“We have to be very aware and sensitive of the investments that have been made by our refineries,” said Sen. Mary L. Landrieu, D-La., describing a mismatch in the capacity of the nation’s refineries, many of which added expensive technologies to process heavy oils from Venezuela and Mexico.
Having made those investments, refiners stand to make more by processing heavy crude — like the oil produced in the Western Canadian tar sands that would be shipped through Keystone — because it commands a lower price on the market than light oil, which is easier to process.
With production of light, sweet crude from shale formations in North Dakota and Texas booming, some lawmakers are pushing to lift decade-old export restrictions to provide market flexibility and encourage further oil field production.
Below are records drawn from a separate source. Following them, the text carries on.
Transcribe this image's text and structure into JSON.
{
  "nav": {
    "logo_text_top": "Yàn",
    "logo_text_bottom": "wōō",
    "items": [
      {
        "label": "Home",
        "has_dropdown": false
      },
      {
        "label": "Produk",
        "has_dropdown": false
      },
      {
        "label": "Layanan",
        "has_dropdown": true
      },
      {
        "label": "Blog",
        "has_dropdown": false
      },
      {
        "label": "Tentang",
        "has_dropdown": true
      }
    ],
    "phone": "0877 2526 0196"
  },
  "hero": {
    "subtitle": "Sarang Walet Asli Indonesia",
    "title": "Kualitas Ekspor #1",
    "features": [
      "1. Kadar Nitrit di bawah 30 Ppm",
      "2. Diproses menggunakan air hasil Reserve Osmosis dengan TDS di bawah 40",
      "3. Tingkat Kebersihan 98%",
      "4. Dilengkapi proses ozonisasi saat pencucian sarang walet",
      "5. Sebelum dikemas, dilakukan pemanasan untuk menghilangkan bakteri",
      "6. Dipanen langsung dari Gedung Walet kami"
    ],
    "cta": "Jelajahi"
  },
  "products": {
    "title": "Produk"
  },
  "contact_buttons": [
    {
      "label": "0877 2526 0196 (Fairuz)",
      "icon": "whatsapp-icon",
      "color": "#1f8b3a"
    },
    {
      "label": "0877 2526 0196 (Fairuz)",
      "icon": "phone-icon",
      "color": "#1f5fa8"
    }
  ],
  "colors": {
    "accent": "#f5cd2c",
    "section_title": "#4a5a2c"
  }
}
But that muddles a political argument for the Keystone XL pipeline. Supporters of the project argue the pipeline is needed to promote U.S. energy security, which is a tougher sell if domestic crude is being shipped abroad.
Businessweek reports that "four politically vulnerable Senate Democrats are urging U.S. President Barack Obama to approve the Keystone XL pipeline, spotlighting the implications of an election-year decision that may influence which party controls the chamber."